Choose the topic you’re the most interested in or one that you’re most familiar with. In college, we have the privilege of pursuing an academic discipline that we’re passionate about, but there are those few classes that make you question whether your major is really for you. Personally, having to write for those classes are more challenging than the others. And while we may not always get to choose our paper topics—or we do get to choose but from an extremely limited scope—choosing a topic that either sounds excitingly foreign or all-too-familiar will benefit you. This leads you to your next step: research.

Do tons of research

Read up on your topic as much as possible—and qualitatively! If you have time, you can spend it reading what forum threads think about your topic, but if you don’t—which I think applies to most of us—skip the blog/Reddit/Twitter posts and go straight to JSTOR and its other useful counterparts through our online Mack Library.

Talk to people

Bounce off ideas with your classmates, professors, parents, friends and even yourself (you could even talk to your pet guinea pig while it runs on its wheel). The more you verbalize your thoughts and explore the topic, the more ideas and perspective you’ll get and be able to add into your paper, and the less lethargic and directionless you’ll feel.

Plan, but be flexible

Apart from simply organizing your paper in the Intro-Body-Conclusion format that we’re all familiar with, make it a habit to make notes to yourself. Jot down notable ideas, websites, statistics, etc., in each segment before, during and after doing your research. This will help you stay focused on your topic and give you more exploratory aspects to overcome the block. Maybe you’ll end up changing your thesis four times—and that’s perfectly fine. Remember that nothing is set in stone until you attach that Word document and hit the Submit button.

Go for a run

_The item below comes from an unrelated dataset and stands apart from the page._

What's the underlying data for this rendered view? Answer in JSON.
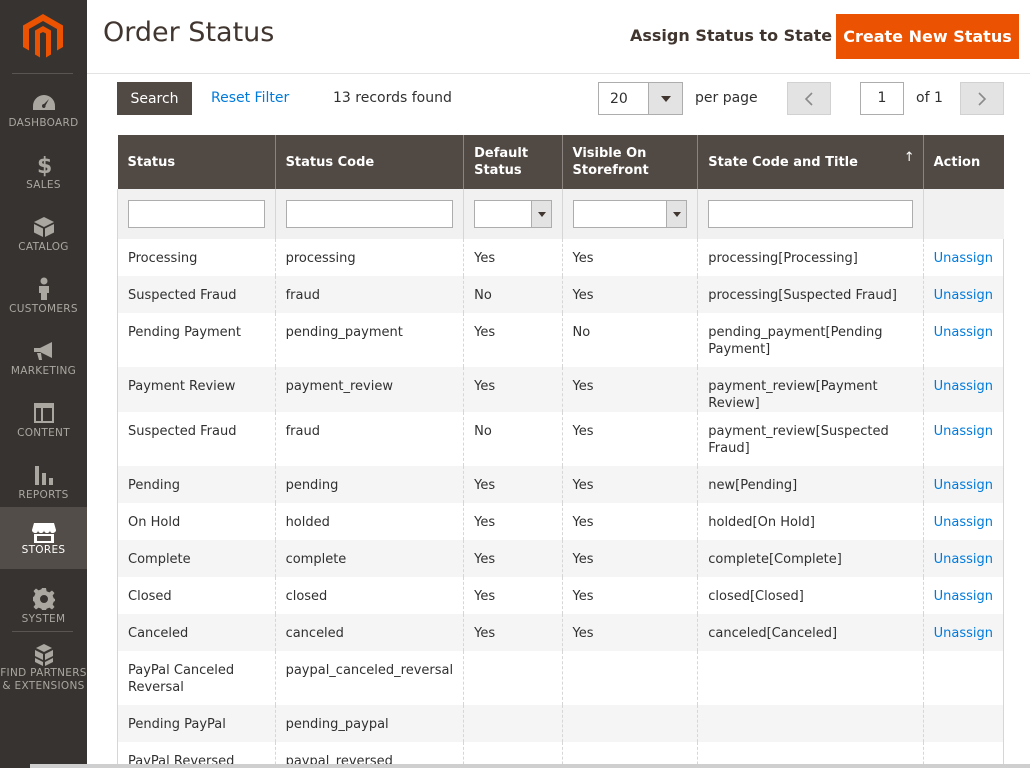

Personally, getting away from the desk or laptop and going outside for a run is when I generate the most ideas. When my brain is allowed a break from the pressure of this deadline or that presentation, it voluntarily revisits the ideas that it’s been presented, and when I get back to my desk, I am usually able to continue where I left off or eliminate clutter and present my ideas better.

Give yourself a break. Go for a jog, a walk, a tea break and maybe even bake a little. You’ll never know what your brain might come up with that will help you in writing that paper.


Written by junior Phebe Chew for the Academic Resource Center